Clinical depression and bipolar disorder have a g common gene variation:
Whether major mood disorders, such as bipolar disorder and clinical depression, are the result of heritage or environmental factors has been a point of contention for some time now. Studies in the recent past have encountered difficulties mapping the differences in the genetic profiles between those affected by individual major mood disorders and others who are not. A new meta-analysis in Nature has widened the scope of study by looking at two major mood disorders at once, and by doing so, have found that individuals with either disorder tend to carry a certain allele on the same gene.

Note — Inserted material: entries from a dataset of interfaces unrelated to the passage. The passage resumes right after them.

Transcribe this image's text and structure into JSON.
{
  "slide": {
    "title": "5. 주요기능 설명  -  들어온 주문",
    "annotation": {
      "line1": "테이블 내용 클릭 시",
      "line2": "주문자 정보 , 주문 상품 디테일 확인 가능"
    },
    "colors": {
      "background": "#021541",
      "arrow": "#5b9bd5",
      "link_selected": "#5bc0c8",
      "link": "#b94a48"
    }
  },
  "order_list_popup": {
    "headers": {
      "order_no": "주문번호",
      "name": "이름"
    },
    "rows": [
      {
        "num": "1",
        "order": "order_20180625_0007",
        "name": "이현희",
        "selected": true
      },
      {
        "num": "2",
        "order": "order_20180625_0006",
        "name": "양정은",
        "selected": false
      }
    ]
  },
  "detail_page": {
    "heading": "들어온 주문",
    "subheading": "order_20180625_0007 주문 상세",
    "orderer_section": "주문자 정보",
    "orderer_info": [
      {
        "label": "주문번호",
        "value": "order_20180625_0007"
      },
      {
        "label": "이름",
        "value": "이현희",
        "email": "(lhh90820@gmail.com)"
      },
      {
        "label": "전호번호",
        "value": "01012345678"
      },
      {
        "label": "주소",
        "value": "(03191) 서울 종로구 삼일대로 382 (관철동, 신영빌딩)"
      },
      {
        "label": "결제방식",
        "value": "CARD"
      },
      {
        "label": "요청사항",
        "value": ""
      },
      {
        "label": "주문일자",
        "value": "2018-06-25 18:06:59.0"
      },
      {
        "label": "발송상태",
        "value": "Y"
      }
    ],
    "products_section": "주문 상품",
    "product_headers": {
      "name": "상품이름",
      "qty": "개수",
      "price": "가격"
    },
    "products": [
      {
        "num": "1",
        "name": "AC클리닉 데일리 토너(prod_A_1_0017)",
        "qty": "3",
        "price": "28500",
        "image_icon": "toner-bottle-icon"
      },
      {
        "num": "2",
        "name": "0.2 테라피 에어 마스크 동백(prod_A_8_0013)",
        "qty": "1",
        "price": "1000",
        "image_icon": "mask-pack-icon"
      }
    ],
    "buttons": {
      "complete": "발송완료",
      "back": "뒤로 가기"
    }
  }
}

Similarities between major mood disorders, such as treatments, shared familial risk, and the concordance of a disorder between sets of twins, are considered to be evidence that the major mood disorders arise from at least some similar genetic factors. Studies done on major mood disorders typically concern themselves with one disorder at a time, such as major depressive disorder, but often don’t turn up conclusive evidence about which genes might be causing problems.